A Merciful and Faithful High Priest
Ultimately, Jesus was made like His brothers in order to an effective ministry in their behalf; i.e., "a merciful and faithful High Priest." In order to arrive safely in the presence of the Lord, we require heavenly resources. We sorely need "mercy, and grace to help, in the time of need." How will we receive it? It will be from our High Priest, the Lord Jesus Christ! How wonderfully this is stated. "For since He Himself was tempted in that which He has suffered, He is able to come to the aid of those who are tempted" (v 18). The temptation of Jesus has been a source of controversy with some teachers. Some choose to believe Jesus could not be tempted, because, say they, He was God. They forget, however, that Jesus "emptied Himself" of the prerogatives of Deity to assume identity with us. The temptation of Jesus was so strong, the Spirit declares He "suffered, being tempted." In the temptation in the wilderness, "angels came and ministered unto Him" (Matt 4:11). In Gethsemane His bodily constitution broke down as He agonized under the tug of temptation. It was then that "an angel from heaven appeared to Him, strengthening Him" (Luke 22:43). The strength of Christ's temptation transcends our capacity to comprehend it.
Why did Jesus suffer such agony? After all, this was the Son of God! Was this necessary in order to expiate sin? Yes it was! The offering of Christ for sin required that He be put through the fire of testing. Not only must He be free of sin, His sinlessness must have stood the test of trial. There is more. Suffering in temptation qualified Him to be both a merciful and faithful High Priest for His people. Now He is able to "succor" them--to nourish them through the time of temptation and testing. He can get heavenly resources to us in the hour of trial! If, in David's day, the Lord could prepare a table for His people in the presence of their enemies (Psa 23:5), can you image what He is capable of preparing for us, now that a thorough atonement has been made?
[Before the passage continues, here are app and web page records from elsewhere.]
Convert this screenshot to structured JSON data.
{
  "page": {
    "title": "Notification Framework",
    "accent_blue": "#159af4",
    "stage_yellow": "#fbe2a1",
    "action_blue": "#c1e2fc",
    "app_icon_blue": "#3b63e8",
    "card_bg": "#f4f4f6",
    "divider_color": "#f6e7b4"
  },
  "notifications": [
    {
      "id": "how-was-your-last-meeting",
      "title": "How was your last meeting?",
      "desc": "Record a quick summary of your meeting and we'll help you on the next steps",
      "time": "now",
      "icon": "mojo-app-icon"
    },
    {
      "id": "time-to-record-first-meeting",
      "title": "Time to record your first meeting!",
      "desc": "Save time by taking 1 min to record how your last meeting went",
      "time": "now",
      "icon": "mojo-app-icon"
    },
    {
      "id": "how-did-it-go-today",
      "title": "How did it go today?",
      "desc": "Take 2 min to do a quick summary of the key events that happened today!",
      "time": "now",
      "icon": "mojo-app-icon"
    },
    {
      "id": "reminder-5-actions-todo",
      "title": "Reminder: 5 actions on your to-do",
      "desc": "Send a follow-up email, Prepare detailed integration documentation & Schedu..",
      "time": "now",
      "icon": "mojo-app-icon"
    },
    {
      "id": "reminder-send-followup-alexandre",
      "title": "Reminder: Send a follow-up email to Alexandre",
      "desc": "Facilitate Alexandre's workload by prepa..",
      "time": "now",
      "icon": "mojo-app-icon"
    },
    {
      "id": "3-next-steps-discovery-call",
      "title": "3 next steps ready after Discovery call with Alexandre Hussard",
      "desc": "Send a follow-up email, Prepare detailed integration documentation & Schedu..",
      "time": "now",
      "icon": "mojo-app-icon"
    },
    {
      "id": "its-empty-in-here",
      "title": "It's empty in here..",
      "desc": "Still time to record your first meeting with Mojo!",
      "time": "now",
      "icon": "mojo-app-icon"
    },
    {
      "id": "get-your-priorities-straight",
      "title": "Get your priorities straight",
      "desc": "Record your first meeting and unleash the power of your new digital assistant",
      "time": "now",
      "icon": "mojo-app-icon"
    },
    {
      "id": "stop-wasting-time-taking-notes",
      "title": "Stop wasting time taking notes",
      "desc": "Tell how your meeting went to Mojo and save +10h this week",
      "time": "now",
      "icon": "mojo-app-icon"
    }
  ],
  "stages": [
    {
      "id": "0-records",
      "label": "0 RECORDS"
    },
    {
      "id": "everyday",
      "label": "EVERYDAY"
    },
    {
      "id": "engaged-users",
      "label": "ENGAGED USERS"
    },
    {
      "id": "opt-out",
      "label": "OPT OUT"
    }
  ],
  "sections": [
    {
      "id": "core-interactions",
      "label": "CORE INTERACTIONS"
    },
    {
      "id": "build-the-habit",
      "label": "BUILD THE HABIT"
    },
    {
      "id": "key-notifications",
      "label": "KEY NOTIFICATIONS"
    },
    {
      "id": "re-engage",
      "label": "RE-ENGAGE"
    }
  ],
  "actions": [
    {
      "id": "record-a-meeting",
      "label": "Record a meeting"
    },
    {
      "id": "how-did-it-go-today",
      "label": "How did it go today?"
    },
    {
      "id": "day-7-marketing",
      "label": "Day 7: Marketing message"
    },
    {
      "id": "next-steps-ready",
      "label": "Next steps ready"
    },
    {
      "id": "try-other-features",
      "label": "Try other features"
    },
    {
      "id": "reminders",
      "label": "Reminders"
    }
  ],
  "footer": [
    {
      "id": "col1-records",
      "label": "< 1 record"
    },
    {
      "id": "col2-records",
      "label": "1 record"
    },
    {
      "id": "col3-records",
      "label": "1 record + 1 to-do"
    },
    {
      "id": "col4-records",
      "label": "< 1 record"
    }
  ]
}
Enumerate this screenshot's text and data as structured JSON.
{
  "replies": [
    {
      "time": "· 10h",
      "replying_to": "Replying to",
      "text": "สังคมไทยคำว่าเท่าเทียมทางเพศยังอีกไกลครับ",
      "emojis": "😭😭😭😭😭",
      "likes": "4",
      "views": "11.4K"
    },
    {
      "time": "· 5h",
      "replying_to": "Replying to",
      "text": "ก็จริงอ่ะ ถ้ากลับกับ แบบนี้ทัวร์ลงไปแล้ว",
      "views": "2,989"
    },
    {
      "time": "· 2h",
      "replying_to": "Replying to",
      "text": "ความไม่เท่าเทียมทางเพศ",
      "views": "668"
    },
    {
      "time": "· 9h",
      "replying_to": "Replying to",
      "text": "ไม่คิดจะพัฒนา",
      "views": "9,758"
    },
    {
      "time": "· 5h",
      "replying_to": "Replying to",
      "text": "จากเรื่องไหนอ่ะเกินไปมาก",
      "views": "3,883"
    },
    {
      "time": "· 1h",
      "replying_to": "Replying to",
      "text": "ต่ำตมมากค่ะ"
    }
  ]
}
Child of God, a place has been prepared that enables the people of God to survive the assaults of Satan! Jesus told John to tell the churches about this. "And the woman fled into the wilderness where she had^ a place prepared by God, so that there she might be nourished . . . " (Rev 12:6). You are not required to manage your temptations! The Lord Jesus will see to it that you are not tempted beyond your ability--but that is not all. He will also "nourish" or "succor" you through the temptation. He will do it mercifully and gently. He will be tender with you, because He knows the stresses related with temptation. Faithfulness is found in all of His strengthening. Those that trust in Him will find His mercies are "new every morning." I implore you to trust in your High Priest. He became like you so He could carry you through the difficulties of life. You will make it to glory if you lean upon Him! You can count on Him to come through with consolation. God prepared Him for the ministry, and He has eagerly entered into it. How becoming this is of God!